ASSIGNMENT
The answer is an exact repetition of every entry, with all images left out.

INFORMATION GIVEN
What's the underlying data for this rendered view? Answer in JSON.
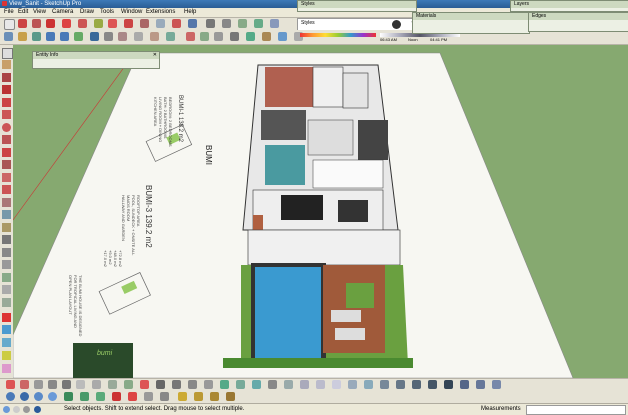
{
  "window": {
    "title": "View_Sanit - SketchUp Pro"
  },
  "menu": [
    "File",
    "Edit",
    "View",
    "Camera",
    "Draw",
    "Tools",
    "Window",
    "Extensions",
    "Help"
  ],
  "panels": {
    "styles": "Styles",
    "materials": "Materials",
    "layers": "Layers",
    "edges": "Edges",
    "entity_info": "Entity Info"
  },
  "shadow_bar": {
    "time_left": "06:43 AM",
    "noon": "Noon",
    "time_right": "04:41 PM"
  },
  "sheet": {
    "title": "BUMI",
    "block1_title": "BUMI-1 138.2 m2",
    "block1_text": [
      "BEDROOM: 2 BEDROOMS",
      "BATH: 2 BATHROOMS",
      "LIVING ROOM + DINING",
      "KITCHEN AREA"
    ],
    "block2_title": "BUMI-3 139.2 m2",
    "block2_text": [
      "ROOFTOP AREA",
      "POOL, SUNDECK + ONSITE ALL",
      "MAIDS ROOM",
      "HALLWAY AND GARDEN"
    ],
    "block2_values": [
      "+72.8 m2",
      "+48.0 m2",
      "+9.0 m2",
      "+17.0 m2"
    ],
    "bottom_text": [
      "THE BUMI HOUSE IS DESIGNED",
      "FOR TROPICAL LIVING AND",
      "OPEN PLAN LAYOUT"
    ],
    "logo_text": "bumi"
  },
  "status": {
    "hint": "Select objects. Shift to extend select. Drag mouse to select multiple.",
    "measurements_label": "Measurements"
  },
  "colors": {
    "accent": "#3d7ab8",
    "grass": "#86a970",
    "pool": "#3a9ad0",
    "deck": "#a05a3a"
  }
}
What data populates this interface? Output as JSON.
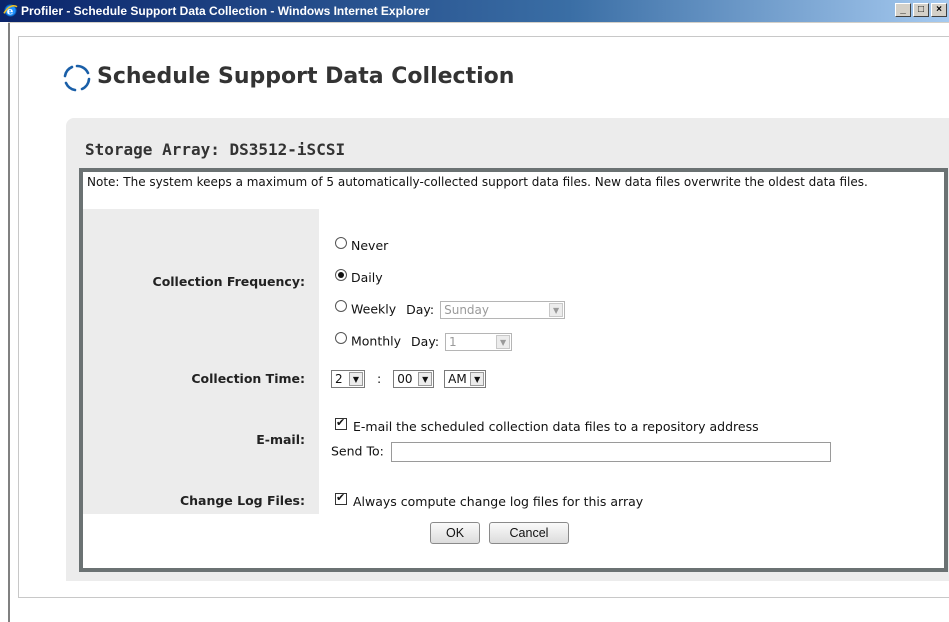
{
  "window": {
    "title": "Profiler - Schedule Support Data Collection - Windows Internet Explorer",
    "minimize": "_",
    "maximize": "□",
    "close": "×"
  },
  "dialog": {
    "title": "Schedule Support Data Collection",
    "array_title": "Storage Array: DS3512-iSCSI",
    "note": "Note: The system keeps a maximum of 5 automatically-collected support data files. New data files overwrite the oldest data files."
  },
  "frequency": {
    "label": "Collection Frequency:",
    "never": "Never",
    "daily": "Daily",
    "weekly": "Weekly",
    "monthly": "Monthly",
    "day_label": "Day:",
    "weekly_day": "Sunday",
    "monthly_day": "1",
    "selected": "daily"
  },
  "time": {
    "label": "Collection Time:",
    "hour": "2",
    "separator": ":",
    "minute": "00",
    "ampm": "AM"
  },
  "email": {
    "label": "E-mail:",
    "checkbox_label": "E-mail the scheduled collection data files to a repository address",
    "checked": true,
    "send_to_label": "Send To:",
    "send_to_value": ""
  },
  "changelog": {
    "label": "Change Log Files:",
    "checkbox_label": "Always compute change log files for this array",
    "checked": true
  },
  "buttons": {
    "ok": "OK",
    "cancel": "Cancel"
  },
  "icons": {
    "browser": "ie-icon",
    "dialog": "spinner-icon",
    "dropdown": "chevron-down-icon"
  }
}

THE ANSWER
What's the underlying data for this rendered view? Answer in JSON.
{
  "window": {
    "title": "View_Sanit - SketchUp Pro"
  },
  "menu": [
    "File",
    "Edit",
    "View",
    "Camera",
    "Draw",
    "Tools",
    "Window",
    "Extensions",
    "Help"
  ],
  "panels": {
    "styles": "Styles",
    "materials": "Materials",
    "layers": "Layers",
    "edges": "Edges",
    "entity_info": "Entity Info"
  },
  "shadow_bar": {
    "time_left": "06:43 AM",
    "noon": "Noon",
    "time_right": "04:41 PM"
  },
  "sheet": {
    "title": "BUMI",
    "block1_title": "BUMI-1 138.2 m2",
    "block1_text": [
      "BEDROOM: 2 BEDROOMS",
      "BATH: 2 BATHROOMS",
      "LIVING ROOM + DINING",
      "KITCHEN AREA"
    ],
    "block2_title": "BUMI-3 139.2 m2",
    "block2_text": [
      "ROOFTOP AREA",
      "POOL, SUNDECK + ONSITE ALL",
      "MAIDS ROOM",
      "HALLWAY AND GARDEN"
    ],
    "block2_values": [
      "+72.8 m2",
      "+48.0 m2",
      "+9.0 m2",
      "+17.0 m2"
    ],
    "bottom_text": [
      "THE BUMI HOUSE IS DESIGNED",
      "FOR TROPICAL LIVING AND",
      "OPEN PLAN LAYOUT"
    ],
    "logo_text": "bumi"
  },
  "status": {
    "hint": "Select objects. Shift to extend select. Drag mouse to select multiple.",
    "measurements_label": "Measurements"
  },
  "colors": {
    "accent": "#3d7ab8",
    "grass": "#86a970",
    "pool": "#3a9ad0",
    "deck": "#a05a3a"
  }
}
What data populates this interface? Output as JSON.
{
  "window": {
    "title": "Profiler - Schedule Support Data Collection - Windows Internet Explorer",
    "minimize": "_",
    "maximize": "□",
    "close": "×"
  },
  "dialog": {
    "title": "Schedule Support Data Collection",
    "array_title": "Storage Array: DS3512-iSCSI",
    "note": "Note: The system keeps a maximum of 5 automatically-collected support data files. New data files overwrite the oldest data files."
  },
  "frequency": {
    "label": "Collection Frequency:",
    "never": "Never",
    "daily": "Daily",
    "weekly": "Weekly",
    "monthly": "Monthly",
    "day_label": "Day:",
    "weekly_day": "Sunday",
    "monthly_day": "1",
    "selected": "daily"
  },
  "time": {
    "label": "Collection Time:",
    "hour": "2",
    "separator": ":",
    "minute": "00",
    "ampm": "AM"
  },
  "email": {
    "label": "E-mail:",
    "checkbox_label": "E-mail the scheduled collection data files to a repository address",
    "checked": true,
    "send_to_label": "Send To:",
    "send_to_value": ""
  },
  "changelog": {
    "label": "Change Log Files:",
    "checkbox_label": "Always compute change log files for this array",
    "checked": true
  },
  "buttons": {
    "ok": "OK",
    "cancel": "Cancel"
  },
  "icons": {
    "browser": "ie-icon",
    "dialog": "spinner-icon",
    "dropdown": "chevron-down-icon"
  }
}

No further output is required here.